3 Questions to Ask Your New Tax Preparer

When you need legal assistance, you (hopefully) don’t flip through the phone book to the attorney section and pick a name at random to hire.  When you need medical care, you don’t drive around and stop in at the first place you see that says doctor on the door.  So why would you choose just anyone to hire to prepare your tax return?  

Or for that matter, use a chain tax service where you don’t have a chance to even speak to your assigned tax preparer until you actually start the tax return process?  

Some people already have a tax preparer that they trust and have been with for years.  Most likely, I am not speaking to them with this message (unless you are looking to switch in which case you should pay attention too).  No, this message is for those who are still searching for the right person to handle the task of preparing their taxes.

The thing to remember is that you are hiring someone to do work for you.  You should treat it just like you were interviewing an employee, because, essentially it’s the same type of arrangement.

personal tax return
You shouldn’t have to lay out good money for bad service. Do your homework before hiring a tax preparer.

 

During this time of the year, you will hear commercials for the popular national chains on the radio and see them on tv, read about the local guys on craigslist.com or in your local paper, and even hear about a “friend of a friend” whose sister used this guy out of an “office” with the shades drawn who got them a huge refund that was more than they thought was possible.

Unfortunately, there are plenty of unscrupulous folks out there that will mislead/misguide you, pay no real attention to you, or simply do a horrible job. 

Now, there is no perfect way to find out about a person/company, since as of now, there is no licensing requirements to be a tax preparer, but there are steps that you can take to ensure that you are getting someone qualified, and the best way is to ask questions.

 

  • First and foremost, ask what kind of qualifications the actual preparer has (especially if you are going to a franchise).  Ask about the education of the preparer, the nature of their primary career (whether or not they have a background in accounting or tax law), how long they have been preparing returns, and the complexity of the returns they have experience with.  Some of the chains will hire people after a brief course which only touches on the basics of tax law and theory.  

    There is no way that anyone should be entrusted to touch another person’s taxes after only having a week’s worth of training.  Especially important is when using these franchises, who are notorious for using inexperienced preparers, but they also tend to hire people who are doing this as a supplementary income source and may not put as much care and effort into your return. 
     
     

  • Another crucial question to ask is how the preparer will be paid.  Accountants who prepare taxes within a firm are almost always strictly on a salary.  They get paid the same rate regardless of how many returns are prepared or how much the billings run.  On the flip side, I have noticed that many ads looking for tax preparers are offering only commissions or are a low salary/bonus situation.
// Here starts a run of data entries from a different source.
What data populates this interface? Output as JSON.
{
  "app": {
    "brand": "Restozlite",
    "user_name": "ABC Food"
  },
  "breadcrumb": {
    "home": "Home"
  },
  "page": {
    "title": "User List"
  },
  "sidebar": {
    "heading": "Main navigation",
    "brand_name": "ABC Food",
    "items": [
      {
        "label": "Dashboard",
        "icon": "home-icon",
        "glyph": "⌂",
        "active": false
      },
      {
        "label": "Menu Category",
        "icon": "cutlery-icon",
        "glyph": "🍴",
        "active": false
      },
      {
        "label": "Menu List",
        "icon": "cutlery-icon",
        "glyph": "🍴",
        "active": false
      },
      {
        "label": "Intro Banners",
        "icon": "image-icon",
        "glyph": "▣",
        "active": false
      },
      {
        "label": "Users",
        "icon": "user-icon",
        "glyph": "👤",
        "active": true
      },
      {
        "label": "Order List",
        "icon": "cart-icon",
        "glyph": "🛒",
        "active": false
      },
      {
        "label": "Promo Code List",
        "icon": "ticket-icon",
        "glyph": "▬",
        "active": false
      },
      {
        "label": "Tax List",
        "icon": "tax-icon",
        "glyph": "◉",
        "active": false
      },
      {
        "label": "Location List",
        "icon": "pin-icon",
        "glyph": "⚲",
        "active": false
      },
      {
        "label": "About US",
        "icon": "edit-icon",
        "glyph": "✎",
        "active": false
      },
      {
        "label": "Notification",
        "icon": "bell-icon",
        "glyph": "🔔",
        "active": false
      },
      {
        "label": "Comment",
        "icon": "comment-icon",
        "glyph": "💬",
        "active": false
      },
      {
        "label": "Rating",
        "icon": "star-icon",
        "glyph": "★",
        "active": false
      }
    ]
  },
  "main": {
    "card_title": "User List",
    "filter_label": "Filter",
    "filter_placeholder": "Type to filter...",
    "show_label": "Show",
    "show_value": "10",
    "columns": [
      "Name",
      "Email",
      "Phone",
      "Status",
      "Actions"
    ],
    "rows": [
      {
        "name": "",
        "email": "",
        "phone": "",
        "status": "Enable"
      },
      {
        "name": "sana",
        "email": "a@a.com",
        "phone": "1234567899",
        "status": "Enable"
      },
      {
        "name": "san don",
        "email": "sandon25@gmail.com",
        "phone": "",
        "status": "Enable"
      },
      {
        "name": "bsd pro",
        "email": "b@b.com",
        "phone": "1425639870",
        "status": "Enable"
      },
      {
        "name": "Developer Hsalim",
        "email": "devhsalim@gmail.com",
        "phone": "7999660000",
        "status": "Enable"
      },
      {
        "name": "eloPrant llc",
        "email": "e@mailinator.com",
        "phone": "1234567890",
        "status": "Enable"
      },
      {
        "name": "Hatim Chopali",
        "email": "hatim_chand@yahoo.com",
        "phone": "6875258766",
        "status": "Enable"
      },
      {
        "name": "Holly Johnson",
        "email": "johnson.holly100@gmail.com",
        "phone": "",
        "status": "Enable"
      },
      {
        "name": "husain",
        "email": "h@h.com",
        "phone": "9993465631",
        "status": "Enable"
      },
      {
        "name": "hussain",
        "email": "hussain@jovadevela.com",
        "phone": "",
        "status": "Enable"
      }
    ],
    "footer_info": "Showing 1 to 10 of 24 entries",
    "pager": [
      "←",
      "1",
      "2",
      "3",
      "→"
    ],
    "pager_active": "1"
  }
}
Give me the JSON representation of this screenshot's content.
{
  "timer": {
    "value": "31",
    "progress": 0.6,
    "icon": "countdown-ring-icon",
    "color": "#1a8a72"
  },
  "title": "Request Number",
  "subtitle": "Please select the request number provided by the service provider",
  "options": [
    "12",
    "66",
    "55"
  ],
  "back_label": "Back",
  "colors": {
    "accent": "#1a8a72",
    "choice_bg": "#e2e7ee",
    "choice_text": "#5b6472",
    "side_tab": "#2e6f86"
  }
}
    This method of payment practice doesn’t seem very ethical to me (just a personal view).  It suggests that the company is only interested in volume.  When volume is a primary concern, the speed with which the returns are prepared is paramount to the quality with which they are prepared.  Under those circumstances, not only can mistakes me made more easily, but also the amount of attention each tax return (as well as the customer) will receive is decreased.  That might bode well for the individual preparer and for the company, but for the taxpayer; it is plain dangerous for the taxpayer.
     
     

  • Don’t forget to ask about the company pricing policies, either.  It is just as important to understand and be comfortable with how much you are going to have to pay before you get invoiced (which is generally upon delivery of the completed product).  Every firm has a different way of charging for their services: by the hour, by the project as a whole, by the project broken down with a base price and additional fees for each schedule.  Whatever the method, anyone charging too little should be second-guessed just as much as someone charging what appears to be too much.  Don’t be afraid to call around and ask for quotes, even if they aren’t exact, as well as go in and meet people in person to see what kind of feeling you get. 

 

Overall, there is more than simply the cost that should go into your decision as to who and where you get your taxes prepared.  In my personal experience, you will pretty much get what you pay for.  If you pay a little, you will get shoddy service both on the return as well as follow-up treatment. If you pay what seems to be an exorbitant fee, you are most likely paying for more than just a tax return but not receiving any value in exchange. 

Some preparers are not very friendly, and are all about business, while others will talk your ear off and make you wonder if they ever get around to doing any actual work.  The choice ultimately comes down to who makes you feel the most comfortable, but no matter what direction you choose to go, having as much information as possible will help you make the best choice.